___ EXCERPTED DATA

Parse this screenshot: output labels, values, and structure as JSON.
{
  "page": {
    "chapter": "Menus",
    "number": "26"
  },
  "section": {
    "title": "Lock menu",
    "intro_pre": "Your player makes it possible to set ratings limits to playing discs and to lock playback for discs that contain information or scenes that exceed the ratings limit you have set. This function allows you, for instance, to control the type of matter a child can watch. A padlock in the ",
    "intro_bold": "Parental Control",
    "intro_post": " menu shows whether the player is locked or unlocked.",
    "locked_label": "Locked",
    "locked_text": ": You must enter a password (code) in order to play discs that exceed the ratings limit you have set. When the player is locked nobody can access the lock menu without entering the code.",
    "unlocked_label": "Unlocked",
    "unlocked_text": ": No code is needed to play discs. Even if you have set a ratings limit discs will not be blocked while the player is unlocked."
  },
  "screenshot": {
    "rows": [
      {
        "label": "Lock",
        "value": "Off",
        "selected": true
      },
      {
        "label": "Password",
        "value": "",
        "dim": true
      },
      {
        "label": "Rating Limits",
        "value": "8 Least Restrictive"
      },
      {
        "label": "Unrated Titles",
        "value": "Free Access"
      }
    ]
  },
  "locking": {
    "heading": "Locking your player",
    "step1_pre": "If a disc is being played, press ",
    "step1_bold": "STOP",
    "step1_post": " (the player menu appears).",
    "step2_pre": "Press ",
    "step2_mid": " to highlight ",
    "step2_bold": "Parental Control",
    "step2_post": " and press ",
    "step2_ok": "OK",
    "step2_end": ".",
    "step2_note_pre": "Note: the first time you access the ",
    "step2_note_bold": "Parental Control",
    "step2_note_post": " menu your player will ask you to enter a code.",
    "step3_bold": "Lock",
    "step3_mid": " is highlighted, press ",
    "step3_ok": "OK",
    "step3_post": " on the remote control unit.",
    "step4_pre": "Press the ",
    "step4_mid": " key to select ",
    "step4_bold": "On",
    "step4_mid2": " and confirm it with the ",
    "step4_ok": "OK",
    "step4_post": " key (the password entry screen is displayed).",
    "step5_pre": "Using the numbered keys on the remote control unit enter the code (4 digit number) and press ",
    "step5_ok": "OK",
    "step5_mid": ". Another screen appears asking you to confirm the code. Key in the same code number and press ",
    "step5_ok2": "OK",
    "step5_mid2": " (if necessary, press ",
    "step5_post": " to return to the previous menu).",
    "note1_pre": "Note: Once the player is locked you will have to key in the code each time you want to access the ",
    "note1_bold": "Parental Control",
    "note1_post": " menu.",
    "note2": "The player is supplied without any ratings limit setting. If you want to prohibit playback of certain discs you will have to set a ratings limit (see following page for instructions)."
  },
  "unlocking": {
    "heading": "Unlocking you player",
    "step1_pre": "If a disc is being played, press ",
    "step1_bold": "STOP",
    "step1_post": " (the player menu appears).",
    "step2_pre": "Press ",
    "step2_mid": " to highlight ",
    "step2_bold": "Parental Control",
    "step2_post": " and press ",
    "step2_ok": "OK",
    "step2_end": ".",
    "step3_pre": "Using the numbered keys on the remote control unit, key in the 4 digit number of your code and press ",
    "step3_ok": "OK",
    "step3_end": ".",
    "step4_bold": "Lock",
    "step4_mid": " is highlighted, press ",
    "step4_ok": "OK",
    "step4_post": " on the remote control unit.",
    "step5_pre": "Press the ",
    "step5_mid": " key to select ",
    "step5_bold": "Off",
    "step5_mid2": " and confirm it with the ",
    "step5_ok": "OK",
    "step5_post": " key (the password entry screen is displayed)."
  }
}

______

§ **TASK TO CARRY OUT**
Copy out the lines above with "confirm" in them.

§ **RESPONSE**
    "step4_mid2": " and confirm it with the ",
    "step5_mid": ". Another screen appears asking you to confirm the code. Key in the same code number and press ",
    "step5_mid2": " and confirm it with the ",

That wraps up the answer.